[Start of section]

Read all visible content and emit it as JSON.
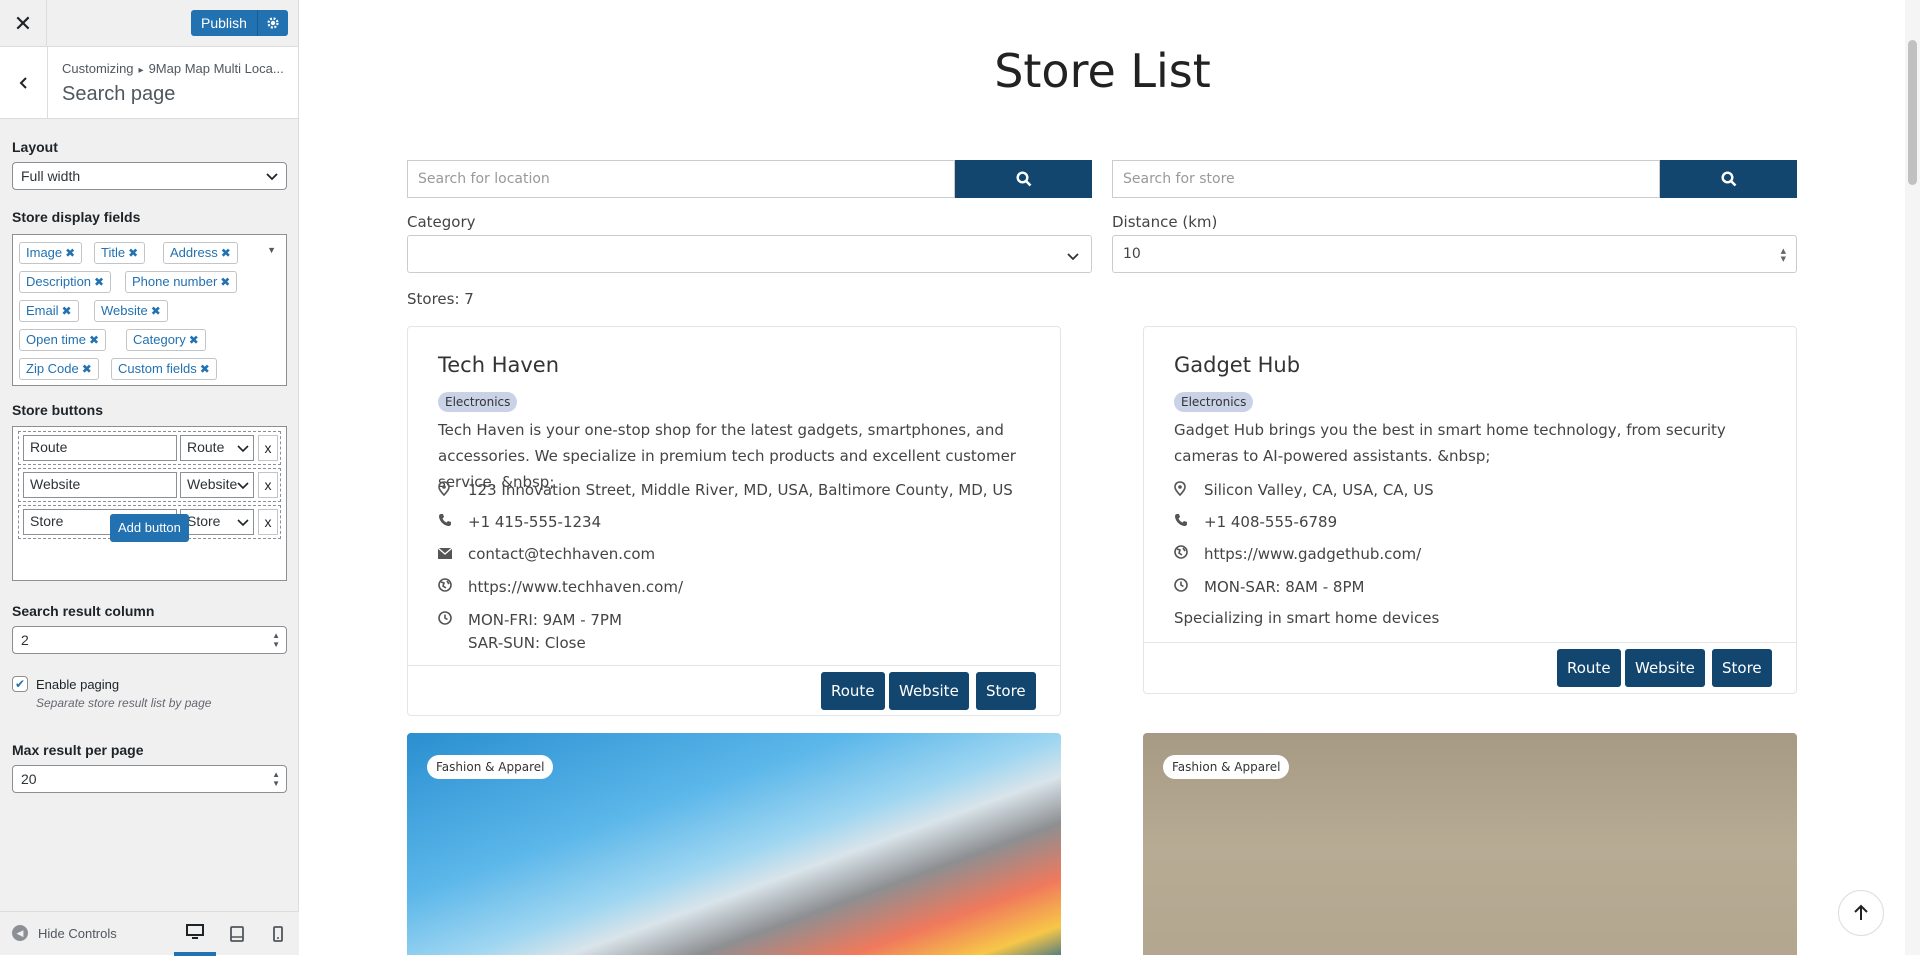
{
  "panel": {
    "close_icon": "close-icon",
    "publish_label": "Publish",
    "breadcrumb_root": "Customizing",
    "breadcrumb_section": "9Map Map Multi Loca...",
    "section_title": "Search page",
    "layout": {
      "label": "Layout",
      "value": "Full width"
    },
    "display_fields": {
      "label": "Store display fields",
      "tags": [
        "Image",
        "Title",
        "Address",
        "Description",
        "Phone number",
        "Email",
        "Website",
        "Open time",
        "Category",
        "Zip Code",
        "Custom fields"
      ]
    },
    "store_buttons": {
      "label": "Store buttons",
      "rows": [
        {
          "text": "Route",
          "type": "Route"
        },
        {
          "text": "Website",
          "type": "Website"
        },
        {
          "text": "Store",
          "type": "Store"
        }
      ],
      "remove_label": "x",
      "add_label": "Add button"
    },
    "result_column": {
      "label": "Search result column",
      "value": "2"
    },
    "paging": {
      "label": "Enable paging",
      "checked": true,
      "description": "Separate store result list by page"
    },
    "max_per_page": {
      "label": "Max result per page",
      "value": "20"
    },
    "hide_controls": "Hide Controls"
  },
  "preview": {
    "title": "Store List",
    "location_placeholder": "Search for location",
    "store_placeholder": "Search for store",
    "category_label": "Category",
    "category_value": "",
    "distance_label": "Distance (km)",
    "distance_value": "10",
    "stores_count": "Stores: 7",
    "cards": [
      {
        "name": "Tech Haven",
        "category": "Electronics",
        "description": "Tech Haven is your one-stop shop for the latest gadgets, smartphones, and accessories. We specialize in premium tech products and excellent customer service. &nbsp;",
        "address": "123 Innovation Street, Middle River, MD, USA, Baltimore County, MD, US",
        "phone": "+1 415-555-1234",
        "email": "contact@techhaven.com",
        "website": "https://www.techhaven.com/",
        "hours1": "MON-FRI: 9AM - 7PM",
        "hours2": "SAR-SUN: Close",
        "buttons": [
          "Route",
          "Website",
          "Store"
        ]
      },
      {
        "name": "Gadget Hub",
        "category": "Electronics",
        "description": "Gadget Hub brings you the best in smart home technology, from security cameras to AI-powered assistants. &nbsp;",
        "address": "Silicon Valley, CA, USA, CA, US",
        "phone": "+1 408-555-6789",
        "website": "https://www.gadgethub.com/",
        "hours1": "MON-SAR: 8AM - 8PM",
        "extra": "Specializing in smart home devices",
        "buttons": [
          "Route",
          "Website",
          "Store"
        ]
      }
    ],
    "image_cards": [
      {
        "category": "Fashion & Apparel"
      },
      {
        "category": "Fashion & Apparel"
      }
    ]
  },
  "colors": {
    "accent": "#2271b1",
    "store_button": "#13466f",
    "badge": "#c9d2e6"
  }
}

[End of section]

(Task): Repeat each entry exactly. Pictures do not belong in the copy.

(Solved exercise):
Read all visible content and emit it as JSON.
{
  "panel": {
    "close_icon": "close-icon",
    "publish_label": "Publish",
    "breadcrumb_root": "Customizing",
    "breadcrumb_section": "9Map Map Multi Loca...",
    "section_title": "Search page",
    "layout": {
      "label": "Layout",
      "value": "Full width"
    },
    "display_fields": {
      "label": "Store display fields",
      "tags": [
        "Image",
        "Title",
        "Address",
        "Description",
        "Phone number",
        "Email",
        "Website",
        "Open time",
        "Category",
        "Zip Code",
        "Custom fields"
      ]
    },
    "store_buttons": {
      "label": "Store buttons",
      "rows": [
        {
          "text": "Route",
          "type": "Route"
        },
        {
          "text": "Website",
          "type": "Website"
        },
        {
          "text": "Store",
          "type": "Store"
        }
      ],
      "remove_label": "x",
      "add_label": "Add button"
    },
    "result_column": {
      "label": "Search result column",
      "value": "2"
    },
    "paging": {
      "label": "Enable paging",
      "checked": true,
      "description": "Separate store result list by page"
    },
    "max_per_page": {
      "label": "Max result per page",
      "value": "20"
    },
    "hide_controls": "Hide Controls"
  },
  "preview": {
    "title": "Store List",
    "location_placeholder": "Search for location",
    "store_placeholder": "Search for store",
    "category_label": "Category",
    "category_value": "",
    "distance_label": "Distance (km)",
    "distance_value": "10",
    "stores_count": "Stores: 7",
    "cards": [
      {
        "name": "Tech Haven",
        "category": "Electronics",
        "description": "Tech Haven is your one-stop shop for the latest gadgets, smartphones, and accessories. We specialize in premium tech products and excellent customer service. &nbsp;",
        "address": "123 Innovation Street, Middle River, MD, USA, Baltimore County, MD, US",
        "phone": "+1 415-555-1234",
        "email": "contact@techhaven.com",
        "website": "https://www.techhaven.com/",
        "hours1": "MON-FRI: 9AM - 7PM",
        "hours2": "SAR-SUN: Close",
        "buttons": [
          "Route",
          "Website",
          "Store"
        ]
      },
      {
        "name": "Gadget Hub",
        "category": "Electronics",
        "description": "Gadget Hub brings you the best in smart home technology, from security cameras to AI-powered assistants. &nbsp;",
        "address": "Silicon Valley, CA, USA, CA, US",
        "phone": "+1 408-555-6789",
        "website": "https://www.gadgethub.com/",
        "hours1": "MON-SAR: 8AM - 8PM",
        "extra": "Specializing in smart home devices",
        "buttons": [
          "Route",
          "Website",
          "Store"
        ]
      }
    ],
    "image_cards": [
      {
        "category": "Fashion & Apparel"
      },
      {
        "category": "Fashion & Apparel"
      }
    ]
  },
  "colors": {
    "accent": "#2271b1",
    "store_button": "#13466f",
    "badge": "#c9d2e6"
  }
}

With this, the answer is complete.